NASHVILLE, TN (WSMV) - A bear roaming through the woods in Davidson County isn't what Chris Conquest expected to see on his trail camera.
The Tennessee Wildlife Resources Agency said it showed up in Joelton near Baxter Road.
Every six hours, Conquest's trail camera sends a group of pictures to his cell phone. He usually sees deer.
"You're scrolling through and you see deer picture, deer picture and then all of a sudden, a bear. Wow. It's different," Conquest said.
In the four years he's had the camera, he's never captured any bears on it. Conquest sent the two pictures his camera got to the TWRA to help warn neighbors.

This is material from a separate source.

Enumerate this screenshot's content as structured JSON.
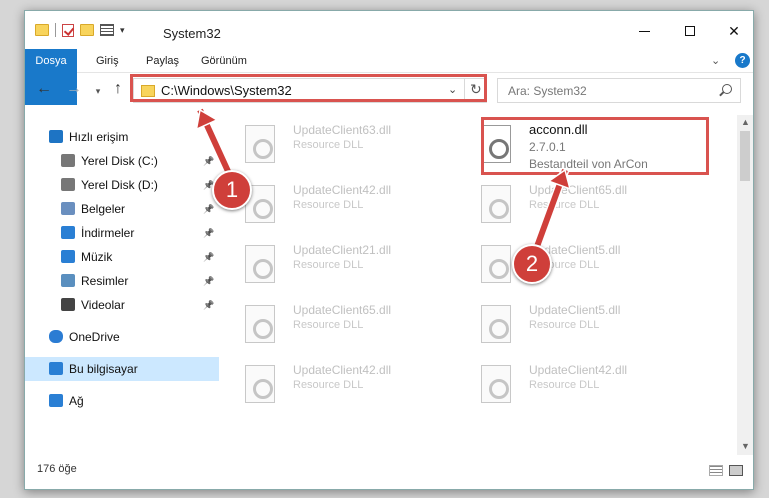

The pictures are receiving more attention than he was expecting.
"At this point, I feel like maybe I got a picture of Big Foot or something," Conquest said.
The TWRA said young bears move through Middle Tennessee, but don't usually stick around.
The agency recommends the following if bears have been spotted in your area:
- Never Feed or Approach Bears Intentionally. Feeding bears or allowing them to find anything that smells or tastes like food teaches bears to approach homes and people looking for more. Bears will defend themselves if a person gets too close, so don’t risk your safety and theirs!
- Secure Food, Garbage and Recycling. Food and food odors attract bears, so don’t reward them with easily available food, liquids or garbage.
- Remove Bird Feeders When Bears Are Active. Birdseed and grains have lots of calories, so they’re very attractive to bears. Removing feeders is the best way to avoid creating conflicts with bears.
- Never Leave Pet Food Outdoors. Feed pets indoors when possible. If you must feed pets outside, feed in single portions and remove food and bowls after feeding. Store pet food where bears can’t see or smell it.
- Clean & Store Grills. Clean grills after each use and make sure that all grease, fat and food particles are removed. Store clean grills and smokers in a secure area that keeps bears out.
- Alert Neighbors to Bear Activity. See bears in the area or evidence of bear activity? Tell your neighbors and share information on how to avoid bear conflicts. Bears have adapted to living near people; now it’s up to us to adapt to living near bears.
If you spot a bear, make sure to report it to the TWRA.